“The availability of handwashing, drinking water, and sanitation facilities is correlated with better health conditions… Given the emphasis on handwashing and personal hygiene because of the pandemic, the results seem to show that the government has laid the groundwork for people to assiduously follow health protocols,” Mr. Terosa said in an e-mail.
“Given these results, the government can focus more on conditions for disease transmission that are not related to water and sanitation facilities,” he added.
In a separate e-mail, Asian Institute of Management Economist and Adjunct Faculty, John Paolo R. Rivera said that while these improvements were expected given rising incomes and the implementation of the government’s poverty alleviation programs, much work remains to be done in making these gains sustainable.
“These improvements, particularly in access to water and sanitation, helped in protecting households against coronavirus to some extent as frequent handwashing and good sanitation are key to preventing the spread of the virus. However, it is necessary but not sufficient,” Mr. Rivera said, noting the pandemic has eroded the improvements in reducing poverty due to losses in jobs and incomes.
“Given the impacts of the pandemic, the poverty situation will worsen which will make it more challenging for households to access not only water and sanitation but also other basic necessities such as food, clothing, housing, healthcare. The social amelioration program can only do so much and requires timely and continuous funding to make it sustainable. Otherwise, any gains we made in the battle against poverty will be eroded,” Mr. Rivera explained.
UA&P’s Mr. Terosa said the Philippines will likely show better results in the WASH indicators in future surveys, provided that the country can recover quickly from the economic slump brought about by the pandemic.
“Although development indicators will clearly worsen this year because of the pandemic, my long-term view as regards water and sanitation infrastructure is positive because the country has seemingly achieved sufficient critical mass,” Mr. Terosa said.
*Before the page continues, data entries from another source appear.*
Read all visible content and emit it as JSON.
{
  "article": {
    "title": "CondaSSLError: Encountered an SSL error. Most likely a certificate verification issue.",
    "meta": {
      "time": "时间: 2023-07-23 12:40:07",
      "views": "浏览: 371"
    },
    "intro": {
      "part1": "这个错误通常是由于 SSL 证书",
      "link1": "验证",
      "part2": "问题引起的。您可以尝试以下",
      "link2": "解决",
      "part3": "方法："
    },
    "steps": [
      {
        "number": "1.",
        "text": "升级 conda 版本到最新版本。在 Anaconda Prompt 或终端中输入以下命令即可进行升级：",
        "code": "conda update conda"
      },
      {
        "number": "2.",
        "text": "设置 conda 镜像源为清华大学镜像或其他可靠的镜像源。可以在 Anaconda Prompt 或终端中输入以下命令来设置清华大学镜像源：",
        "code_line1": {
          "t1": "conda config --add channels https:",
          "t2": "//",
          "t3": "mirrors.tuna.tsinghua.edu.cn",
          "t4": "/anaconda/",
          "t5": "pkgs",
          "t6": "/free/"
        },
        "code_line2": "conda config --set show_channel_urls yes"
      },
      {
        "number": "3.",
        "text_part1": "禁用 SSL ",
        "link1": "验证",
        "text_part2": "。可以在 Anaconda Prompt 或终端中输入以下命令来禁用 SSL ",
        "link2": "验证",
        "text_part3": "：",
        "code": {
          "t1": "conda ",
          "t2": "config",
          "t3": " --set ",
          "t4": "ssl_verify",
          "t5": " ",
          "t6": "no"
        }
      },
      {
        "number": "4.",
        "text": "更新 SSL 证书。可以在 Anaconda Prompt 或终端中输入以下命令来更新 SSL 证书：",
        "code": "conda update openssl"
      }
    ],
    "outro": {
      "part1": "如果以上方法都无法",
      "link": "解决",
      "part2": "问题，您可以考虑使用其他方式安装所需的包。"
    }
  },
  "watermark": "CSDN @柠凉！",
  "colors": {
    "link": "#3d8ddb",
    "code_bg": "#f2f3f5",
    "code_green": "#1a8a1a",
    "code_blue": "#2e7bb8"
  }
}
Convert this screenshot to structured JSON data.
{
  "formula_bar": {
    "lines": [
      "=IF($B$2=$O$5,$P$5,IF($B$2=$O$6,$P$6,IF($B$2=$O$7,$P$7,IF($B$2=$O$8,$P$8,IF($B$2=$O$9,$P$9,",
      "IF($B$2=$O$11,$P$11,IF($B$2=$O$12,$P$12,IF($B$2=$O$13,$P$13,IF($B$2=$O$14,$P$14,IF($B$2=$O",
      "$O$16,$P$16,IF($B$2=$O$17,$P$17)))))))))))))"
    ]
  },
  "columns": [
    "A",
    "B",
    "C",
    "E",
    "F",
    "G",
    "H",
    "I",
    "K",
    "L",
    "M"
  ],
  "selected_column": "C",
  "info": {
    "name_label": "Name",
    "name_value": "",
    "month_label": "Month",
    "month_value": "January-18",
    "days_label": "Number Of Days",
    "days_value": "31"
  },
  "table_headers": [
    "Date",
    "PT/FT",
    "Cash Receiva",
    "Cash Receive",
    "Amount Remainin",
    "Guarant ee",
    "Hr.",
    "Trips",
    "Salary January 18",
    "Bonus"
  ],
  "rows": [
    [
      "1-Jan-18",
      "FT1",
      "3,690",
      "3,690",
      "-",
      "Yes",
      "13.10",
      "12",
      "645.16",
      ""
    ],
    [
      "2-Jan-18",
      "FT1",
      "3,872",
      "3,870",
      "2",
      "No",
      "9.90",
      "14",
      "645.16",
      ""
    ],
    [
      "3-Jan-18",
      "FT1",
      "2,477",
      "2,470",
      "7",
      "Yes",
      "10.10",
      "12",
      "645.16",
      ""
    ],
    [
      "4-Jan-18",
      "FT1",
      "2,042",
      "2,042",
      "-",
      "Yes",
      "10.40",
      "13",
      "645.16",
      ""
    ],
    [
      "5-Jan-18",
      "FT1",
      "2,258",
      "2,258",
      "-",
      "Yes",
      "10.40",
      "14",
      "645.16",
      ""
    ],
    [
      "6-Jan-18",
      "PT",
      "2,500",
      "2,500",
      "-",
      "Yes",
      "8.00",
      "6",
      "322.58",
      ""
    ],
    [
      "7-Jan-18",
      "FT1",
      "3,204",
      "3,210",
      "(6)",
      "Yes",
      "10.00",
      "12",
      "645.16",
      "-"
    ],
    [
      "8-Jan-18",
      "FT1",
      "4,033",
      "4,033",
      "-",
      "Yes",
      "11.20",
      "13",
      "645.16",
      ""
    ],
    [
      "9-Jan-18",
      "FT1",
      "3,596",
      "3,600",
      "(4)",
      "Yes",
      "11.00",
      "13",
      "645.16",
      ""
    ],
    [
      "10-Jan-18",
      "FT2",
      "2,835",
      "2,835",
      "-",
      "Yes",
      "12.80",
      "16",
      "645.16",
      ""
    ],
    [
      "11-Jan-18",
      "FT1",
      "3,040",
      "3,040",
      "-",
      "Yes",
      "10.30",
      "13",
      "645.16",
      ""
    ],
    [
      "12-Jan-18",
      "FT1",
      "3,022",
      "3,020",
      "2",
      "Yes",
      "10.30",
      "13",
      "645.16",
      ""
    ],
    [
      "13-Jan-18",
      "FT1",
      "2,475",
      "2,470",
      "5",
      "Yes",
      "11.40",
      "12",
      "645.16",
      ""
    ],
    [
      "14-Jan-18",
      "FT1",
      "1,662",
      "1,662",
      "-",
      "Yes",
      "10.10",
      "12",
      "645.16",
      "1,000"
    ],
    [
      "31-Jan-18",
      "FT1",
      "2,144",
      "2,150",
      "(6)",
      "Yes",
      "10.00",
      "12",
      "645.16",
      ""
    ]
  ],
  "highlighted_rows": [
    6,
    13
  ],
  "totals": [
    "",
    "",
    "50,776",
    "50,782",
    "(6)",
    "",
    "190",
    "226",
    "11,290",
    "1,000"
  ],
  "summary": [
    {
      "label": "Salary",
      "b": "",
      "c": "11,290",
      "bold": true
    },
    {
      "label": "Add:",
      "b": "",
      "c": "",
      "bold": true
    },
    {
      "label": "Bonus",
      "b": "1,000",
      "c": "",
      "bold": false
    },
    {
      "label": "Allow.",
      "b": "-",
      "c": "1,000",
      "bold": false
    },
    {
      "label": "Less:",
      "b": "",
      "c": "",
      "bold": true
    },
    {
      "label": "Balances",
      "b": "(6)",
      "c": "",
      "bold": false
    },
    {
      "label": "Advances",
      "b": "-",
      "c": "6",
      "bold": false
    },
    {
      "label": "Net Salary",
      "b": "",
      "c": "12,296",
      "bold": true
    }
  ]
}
“Also, the improvement of water and sanitation facilities can advance the alleviation of poverty in the future since the creation of a healthy society and nation is a prerequisite for greater labor productivity and better human capital.” — Jobo E. Hernandez